The difficulties of the constitutional course of are already taking part in out within the dialog round Indigenous inclusion. Relations between the state and Chile’s Indigenous peoples—the biggest of that are the Mapuche, with some 2 million individuals—are tense. In latest months and years, starvation strikes and violent conflicts, together with arson assaults on truck drivers, have taken place as some Mapuche teams opposed companies they accuse of exploiting their ancestral land. Salvador Millaleo, a Mapuche lawyer and adviser to Chile’s human rights institute, says the structure is a serious alternative to enhance the scenario. “There’s not a single line within the structure that acknowledges Indigenous individuals’s existence and that’s an enormous impediment to getting political rights,” he says. “Conflicts come up as a result of there’s no risk for Indigenous communities to oppose actions like mining on their land by a robust framework of rights.”
However, whereas Indigenous teams have for months been calling for the reservation of seats within the constitutional meeting for Indigenous representatives, reflecting their demographic weight, no choice has been made, per week from the referendum. “If there are not any mechanisms to make sure indigenous illustration, we’ll be shedding a really distinctive alternative to ensure they’re included in the way forward for this nation,” Millaleo says.
For Aravena, the nurse, the optimism of the constitutional course of is marred by the federal government’s failure to handle the police violence that occurred throughout the protests.
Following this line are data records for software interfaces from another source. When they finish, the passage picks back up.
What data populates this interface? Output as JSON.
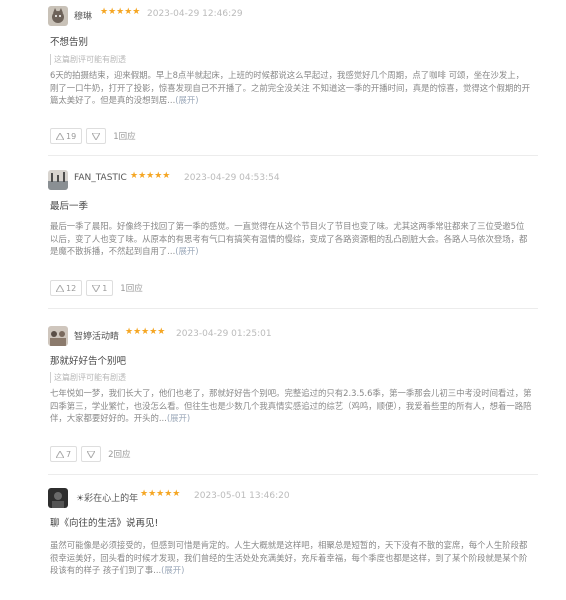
{
  "colors": {
    "star": "#f5a623",
    "body_text": "#888888",
    "link": "#9aa7b8"
  },
  "reviews": [
    {
      "username": "穆琳",
      "stars": "★★★★★",
      "timestamp": "2023-04-29 12:46:29",
      "title": "不想告别",
      "tag": "这篇剧评可能有剧透",
      "body": "6天的拍摄结束，迎来假期。早上8点半就起床，上班的时候都说这么早起过，我感觉好几个周期，点了咖啡 可颂，坐在沙发上，刚了一口牛奶，打开了投影，惊喜发现自己不开播了。之前完全没关注 不知道这一季的开播时间，真是的惊喜，觉得这个假期的开篇太美好了。但是真的没想到居...",
      "expand": "(展开)",
      "likes": "19",
      "dislikes": "",
      "reply": "1回应",
      "avatar": "cat-avatar-icon"
    },
    {
      "username": "FAN_TASTIC",
      "stars": "★★★★★",
      "timestamp": "2023-04-29 04:53:54",
      "title": "最后一季",
      "tag": "",
      "body": "最后一季了晨阳。好像终于找回了第一季的感觉。一直觉得在从这个节目火了节目也变了味。尤其这两季常驻都来了三位受邀5位以后，变了人也变了味。从原本的有思考有气口有搞笑有温情的慢综，变成了各路资源粗的乱凸剧脏大会。各路人马依次登场，都是魔不散拆播，不然起到自用了...",
      "expand": "(展开)",
      "likes": "12",
      "dislikes": "1",
      "reply": "1回应",
      "avatar": "landscape-avatar-icon"
    },
    {
      "username": "智婷活动睛",
      "stars": "★★★★★",
      "timestamp": "2023-04-29 01:25:01",
      "title": "那就好好告个别吧",
      "tag": "这篇剧评可能有剧透",
      "body": "七年悦如一梦，我们长大了，他们也老了，那就好好告个别吧。完整追过的只有2.3.5.6季，第一季那会儿初三中考没时间看过，第四季第三，学业繁忙，也没怎么看。但往生也是少数几个我真情实感追过的综艺（鸡鸣，顺便），我爱着些里的所有人，想着一路陪伴，大家都要好好的。开头的...",
      "expand": "(展开)",
      "likes": "7",
      "dislikes": "",
      "reply": "2回应",
      "avatar": "group-avatar-icon"
    },
    {
      "username": "☀彩在心上的年",
      "stars": "★★★★★",
      "timestamp": "2023-05-01 13:46:20",
      "title": "聊《向往的生活》说再见!",
      "tag": "",
      "body": "虽然可能像是必须接受的，但感到可惜是肯定的。人生大概就是这样吧，相聚总是短暂的，天下没有不散的宴席，每个人生阶段都很幸运美好，回头看的时候才发现，我们曾经的生活处处充满美好，充斥着幸福，每个季度也都是这样，到了某个阶段就是某个阶段该有的样子 孩子们到了事...",
      "expand": "(展开)",
      "likes": "",
      "dislikes": "",
      "reply": "",
      "avatar": "dark-avatar-icon"
    }
  ]
}
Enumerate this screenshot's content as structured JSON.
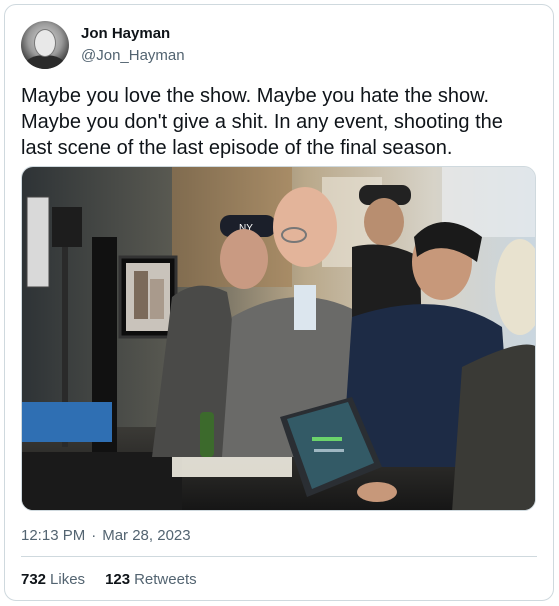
{
  "author": {
    "name": "Jon Hayman",
    "handle": "@Jon_Hayman"
  },
  "tweet": {
    "text": "Maybe you love the show. Maybe you hate the show. Maybe you don't give a shit. In any event, shooting the last scene of the last episode of the final season."
  },
  "media": {
    "icon": "photo-icon",
    "cap_logo": "NY"
  },
  "meta": {
    "time": "12:13 PM",
    "separator": "·",
    "date": "Mar 28, 2023"
  },
  "stats": {
    "likes_count": "732",
    "likes_label": "Likes",
    "retweets_count": "123",
    "retweets_label": "Retweets"
  },
  "colors": {
    "text": "#0f1419",
    "secondary": "#536471",
    "border": "#cfd9de"
  }
}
The carabineros have obtained over 8,500 allegations of human rights violations over the past yr. In early October 2020, video confirmed carabineros throwing a 16 year-old protester from a bridge right into a river as they dispersed a protest in Santiago. And in July, Chile’s public prosecutors workplace stated 466 officers had been beneath investigation of abuses dedicated because the protests started. However when the carabineros introduced sanctions for officers concerned within the violence in July 2020, solely 16 officers had been faraway from their jobs, in accordance with Amnesty Worldwide. President Sebastian Piñperiod has repeatedly asserted his help for the carabineros.
As with different points, a brand new structure, and its regulation governing the safety forces, affords an opportunity for change. “However now we have to be vigilant,” Aravena says. “That’s why you continue to see individuals within the streets in Chile, even after the referendum was introduced, even after the pandemic started and we had numerous deaths. Many individuals perceive that nothing has been gained but.”